[DATA PROVIDED Boundary: Start]

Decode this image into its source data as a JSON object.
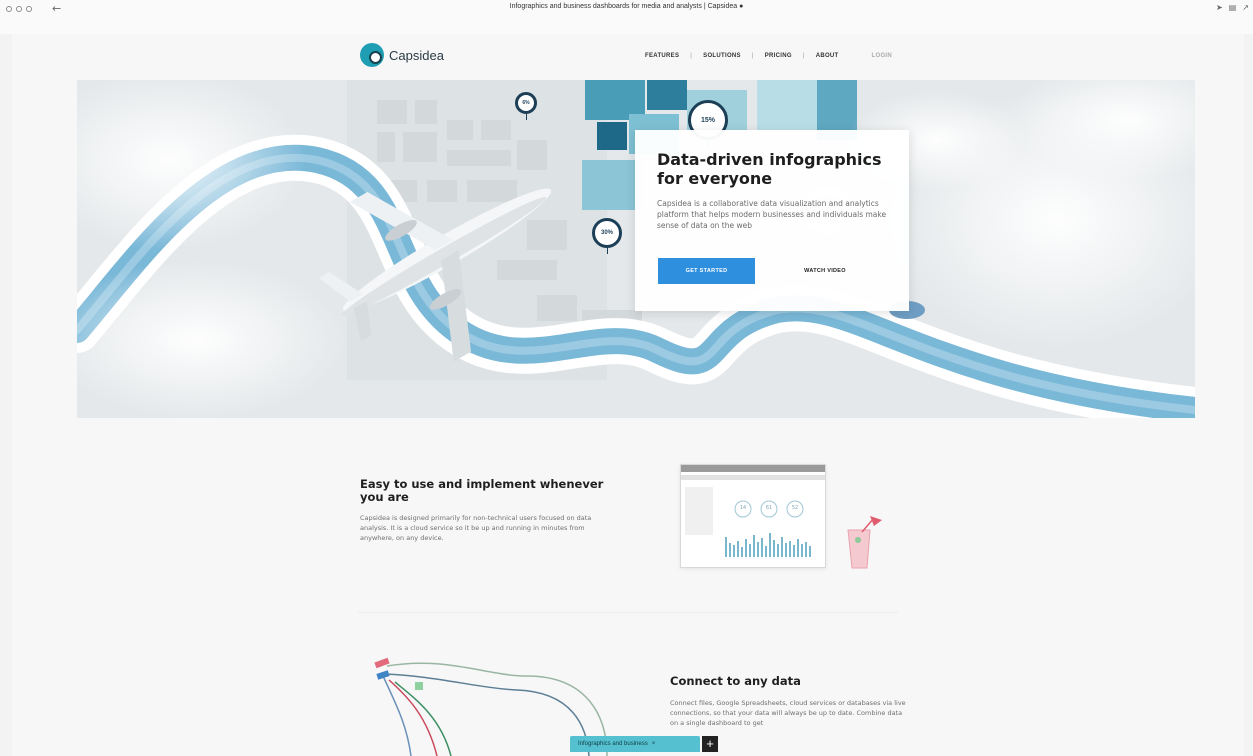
{
  "browser": {
    "window_title": "Infographics and business dashboards for media and analysts | Capsidea",
    "back_icon": "arrow-left-icon",
    "lock_icon": "lock-icon",
    "right_icons": [
      "share-icon",
      "sidebar-icon",
      "expand-icon"
    ]
  },
  "nav": {
    "logo_text": "Capsidea",
    "items": [
      "FEATURES",
      "SOLUTIONS",
      "PRICING",
      "ABOUT"
    ],
    "separator": "|",
    "login": "LOGIN"
  },
  "hero": {
    "title": "Data-driven infographics for everyone",
    "description": "Capsidea is a collaborative data visualization and analytics platform that helps modern businesses and individuals make sense of data on the web",
    "cta_label": "GET STARTED",
    "video_label": "WATCH VIDEO",
    "pins": [
      "15%",
      "30%",
      "6%"
    ]
  },
  "feature_easy": {
    "title": "Easy to use and implement whenever you are",
    "description": "Capsidea is designed primarily for non-technical users focused on data analysis. It is a cloud service so it be up and running in minutes from anywhere, on any device.",
    "gauges": [
      "14",
      "61",
      "52"
    ]
  },
  "feature_connect": {
    "title": "Connect to any data",
    "description": "Connect files, Google Spreadsheets, cloud services or databases via live connections, so that your data will always be up to date. Combine data on a single dashboard to get"
  },
  "bottom_tab": {
    "label": "Infographics and business",
    "close": "×",
    "plus": "+"
  },
  "colors": {
    "accent": "#2f8fdf",
    "brand": "#1f9db3",
    "river": "#6fb3d6",
    "pin": "#1d3e57"
  }
}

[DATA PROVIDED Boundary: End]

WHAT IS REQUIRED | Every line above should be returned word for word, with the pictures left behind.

YOUR RESPONSE |
Decode this image into its source data as a JSON object.
{
  "browser": {
    "window_title": "Infographics and business dashboards for media and analysts | Capsidea",
    "back_icon": "arrow-left-icon",
    "lock_icon": "lock-icon",
    "right_icons": [
      "share-icon",
      "sidebar-icon",
      "expand-icon"
    ]
  },
  "nav": {
    "logo_text": "Capsidea",
    "items": [
      "FEATURES",
      "SOLUTIONS",
      "PRICING",
      "ABOUT"
    ],
    "separator": "|",
    "login": "LOGIN"
  },
  "hero": {
    "title": "Data-driven infographics for everyone",
    "description": "Capsidea is a collaborative data visualization and analytics platform that helps modern businesses and individuals make sense of data on the web",
    "cta_label": "GET STARTED",
    "video_label": "WATCH VIDEO",
    "pins": [
      "15%",
      "30%",
      "6%"
    ]
  },
  "feature_easy": {
    "title": "Easy to use and implement whenever you are",
    "description": "Capsidea is designed primarily for non-technical users focused on data analysis. It is a cloud service so it be up and running in minutes from anywhere, on any device.",
    "gauges": [
      "14",
      "61",
      "52"
    ]
  },
  "feature_connect": {
    "title": "Connect to any data",
    "description": "Connect files, Google Spreadsheets, cloud services or databases via live connections, so that your data will always be up to date. Combine data on a single dashboard to get"
  },
  "bottom_tab": {
    "label": "Infographics and business",
    "close": "×",
    "plus": "+"
  },
  "colors": {
    "accent": "#2f8fdf",
    "brand": "#1f9db3",
    "river": "#6fb3d6",
    "pin": "#1d3e57"
  }
}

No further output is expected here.